"""

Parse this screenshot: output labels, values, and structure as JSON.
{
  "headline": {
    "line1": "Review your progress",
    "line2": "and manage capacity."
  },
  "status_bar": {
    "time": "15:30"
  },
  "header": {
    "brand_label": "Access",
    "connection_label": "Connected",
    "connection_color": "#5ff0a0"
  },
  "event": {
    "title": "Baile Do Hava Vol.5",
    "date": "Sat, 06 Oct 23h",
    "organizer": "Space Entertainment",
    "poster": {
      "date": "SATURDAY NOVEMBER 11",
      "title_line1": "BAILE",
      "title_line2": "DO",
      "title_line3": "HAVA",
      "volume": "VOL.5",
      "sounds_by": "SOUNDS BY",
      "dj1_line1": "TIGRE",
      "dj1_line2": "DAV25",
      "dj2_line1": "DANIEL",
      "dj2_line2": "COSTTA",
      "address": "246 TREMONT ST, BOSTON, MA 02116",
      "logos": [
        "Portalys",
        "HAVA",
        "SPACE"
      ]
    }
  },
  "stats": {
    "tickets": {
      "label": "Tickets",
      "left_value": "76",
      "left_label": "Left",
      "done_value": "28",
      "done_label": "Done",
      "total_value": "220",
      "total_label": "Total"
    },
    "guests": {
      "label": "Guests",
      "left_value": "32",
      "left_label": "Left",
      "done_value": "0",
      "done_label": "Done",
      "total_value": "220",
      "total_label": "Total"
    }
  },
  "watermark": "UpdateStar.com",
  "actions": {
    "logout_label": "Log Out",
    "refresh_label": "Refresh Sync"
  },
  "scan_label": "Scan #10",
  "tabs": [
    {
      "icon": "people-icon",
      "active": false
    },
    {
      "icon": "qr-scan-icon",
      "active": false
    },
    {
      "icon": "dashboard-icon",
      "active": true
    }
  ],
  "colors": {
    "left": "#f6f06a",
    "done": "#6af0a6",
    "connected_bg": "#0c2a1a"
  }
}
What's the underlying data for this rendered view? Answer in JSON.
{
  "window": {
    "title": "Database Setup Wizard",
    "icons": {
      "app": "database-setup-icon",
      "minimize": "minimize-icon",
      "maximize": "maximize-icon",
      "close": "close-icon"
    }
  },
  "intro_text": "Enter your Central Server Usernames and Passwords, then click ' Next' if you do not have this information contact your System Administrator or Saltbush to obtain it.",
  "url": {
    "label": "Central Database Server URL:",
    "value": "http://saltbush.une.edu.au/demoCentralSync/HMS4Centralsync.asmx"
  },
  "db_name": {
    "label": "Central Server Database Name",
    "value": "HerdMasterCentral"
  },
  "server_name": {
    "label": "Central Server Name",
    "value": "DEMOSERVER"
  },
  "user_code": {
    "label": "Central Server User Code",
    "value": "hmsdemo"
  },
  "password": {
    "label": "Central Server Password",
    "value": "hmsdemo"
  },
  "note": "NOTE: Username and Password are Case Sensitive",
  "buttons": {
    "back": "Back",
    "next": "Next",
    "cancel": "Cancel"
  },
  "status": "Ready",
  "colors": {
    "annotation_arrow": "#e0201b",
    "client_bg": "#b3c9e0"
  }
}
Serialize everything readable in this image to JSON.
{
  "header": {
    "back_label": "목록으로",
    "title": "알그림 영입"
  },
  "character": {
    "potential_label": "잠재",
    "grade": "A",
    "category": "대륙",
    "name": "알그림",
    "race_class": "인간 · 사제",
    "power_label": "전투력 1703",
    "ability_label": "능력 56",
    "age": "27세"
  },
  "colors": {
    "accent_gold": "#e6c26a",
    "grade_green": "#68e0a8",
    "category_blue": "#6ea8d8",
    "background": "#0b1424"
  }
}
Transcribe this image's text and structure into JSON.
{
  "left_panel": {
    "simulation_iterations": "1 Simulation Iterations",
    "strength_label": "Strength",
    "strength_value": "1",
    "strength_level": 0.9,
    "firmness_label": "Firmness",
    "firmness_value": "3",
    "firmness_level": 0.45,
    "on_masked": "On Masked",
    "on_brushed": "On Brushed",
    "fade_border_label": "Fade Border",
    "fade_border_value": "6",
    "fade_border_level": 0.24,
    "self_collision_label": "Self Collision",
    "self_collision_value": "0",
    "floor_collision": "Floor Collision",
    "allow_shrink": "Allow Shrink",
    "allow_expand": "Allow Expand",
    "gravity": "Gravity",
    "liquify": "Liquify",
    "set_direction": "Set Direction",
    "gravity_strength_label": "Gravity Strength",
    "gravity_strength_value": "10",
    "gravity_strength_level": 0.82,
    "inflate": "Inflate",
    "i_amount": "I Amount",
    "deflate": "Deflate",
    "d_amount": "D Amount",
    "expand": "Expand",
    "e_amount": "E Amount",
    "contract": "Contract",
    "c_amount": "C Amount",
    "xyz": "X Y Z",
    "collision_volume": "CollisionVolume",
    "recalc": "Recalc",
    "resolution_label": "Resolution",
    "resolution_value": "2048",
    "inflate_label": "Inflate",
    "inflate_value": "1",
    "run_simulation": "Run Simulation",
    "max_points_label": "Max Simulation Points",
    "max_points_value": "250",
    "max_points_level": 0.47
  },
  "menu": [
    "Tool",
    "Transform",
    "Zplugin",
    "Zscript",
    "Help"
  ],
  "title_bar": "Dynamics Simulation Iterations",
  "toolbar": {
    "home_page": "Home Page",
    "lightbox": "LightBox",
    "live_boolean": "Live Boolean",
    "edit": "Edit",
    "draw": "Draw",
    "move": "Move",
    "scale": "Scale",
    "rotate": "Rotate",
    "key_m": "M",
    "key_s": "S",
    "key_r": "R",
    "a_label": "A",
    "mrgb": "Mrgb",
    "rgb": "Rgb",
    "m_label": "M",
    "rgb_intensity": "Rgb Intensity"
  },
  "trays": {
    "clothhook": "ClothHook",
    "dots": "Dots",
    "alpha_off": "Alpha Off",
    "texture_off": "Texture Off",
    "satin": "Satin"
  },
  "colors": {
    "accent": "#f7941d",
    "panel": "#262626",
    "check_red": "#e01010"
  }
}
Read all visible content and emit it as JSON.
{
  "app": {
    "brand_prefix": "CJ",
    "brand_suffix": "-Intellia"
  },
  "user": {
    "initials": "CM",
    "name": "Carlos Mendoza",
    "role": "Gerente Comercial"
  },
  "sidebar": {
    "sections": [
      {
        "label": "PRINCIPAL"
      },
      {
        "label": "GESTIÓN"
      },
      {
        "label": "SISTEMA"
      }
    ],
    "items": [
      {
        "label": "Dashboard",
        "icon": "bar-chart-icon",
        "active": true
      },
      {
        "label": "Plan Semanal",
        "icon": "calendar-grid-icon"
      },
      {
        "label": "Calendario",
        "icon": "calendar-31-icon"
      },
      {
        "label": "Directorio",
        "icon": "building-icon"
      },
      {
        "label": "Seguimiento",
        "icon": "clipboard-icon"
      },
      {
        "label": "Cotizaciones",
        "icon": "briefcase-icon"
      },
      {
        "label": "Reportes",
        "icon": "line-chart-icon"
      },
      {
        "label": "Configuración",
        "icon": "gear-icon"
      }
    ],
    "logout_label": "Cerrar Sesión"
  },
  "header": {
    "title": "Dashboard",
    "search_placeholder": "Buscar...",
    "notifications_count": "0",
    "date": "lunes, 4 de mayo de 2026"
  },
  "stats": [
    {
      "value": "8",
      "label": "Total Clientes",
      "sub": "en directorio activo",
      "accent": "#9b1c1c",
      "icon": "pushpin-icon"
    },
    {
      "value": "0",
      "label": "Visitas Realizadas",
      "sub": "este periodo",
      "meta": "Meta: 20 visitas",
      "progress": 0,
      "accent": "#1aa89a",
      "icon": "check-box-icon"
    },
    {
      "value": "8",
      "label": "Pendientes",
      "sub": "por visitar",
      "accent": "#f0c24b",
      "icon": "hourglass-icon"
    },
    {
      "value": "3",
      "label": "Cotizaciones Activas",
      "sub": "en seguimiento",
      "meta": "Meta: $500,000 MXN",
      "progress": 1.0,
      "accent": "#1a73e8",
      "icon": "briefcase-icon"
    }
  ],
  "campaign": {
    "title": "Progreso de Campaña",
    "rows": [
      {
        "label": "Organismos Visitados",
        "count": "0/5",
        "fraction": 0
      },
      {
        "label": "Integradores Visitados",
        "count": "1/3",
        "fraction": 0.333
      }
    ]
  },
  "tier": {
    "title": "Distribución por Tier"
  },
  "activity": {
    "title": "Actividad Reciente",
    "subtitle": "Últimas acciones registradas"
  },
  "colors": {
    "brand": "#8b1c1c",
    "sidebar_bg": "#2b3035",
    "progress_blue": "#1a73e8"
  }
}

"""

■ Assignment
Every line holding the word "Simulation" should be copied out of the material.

■ Solved exercise
    "simulation_iterations": "1 Simulation Iterations",
    "run_simulation": "Run Simulation",
    "max_points_label": "Max Simulation Points",
  "title_bar": "Dynamics Simulation Iterations",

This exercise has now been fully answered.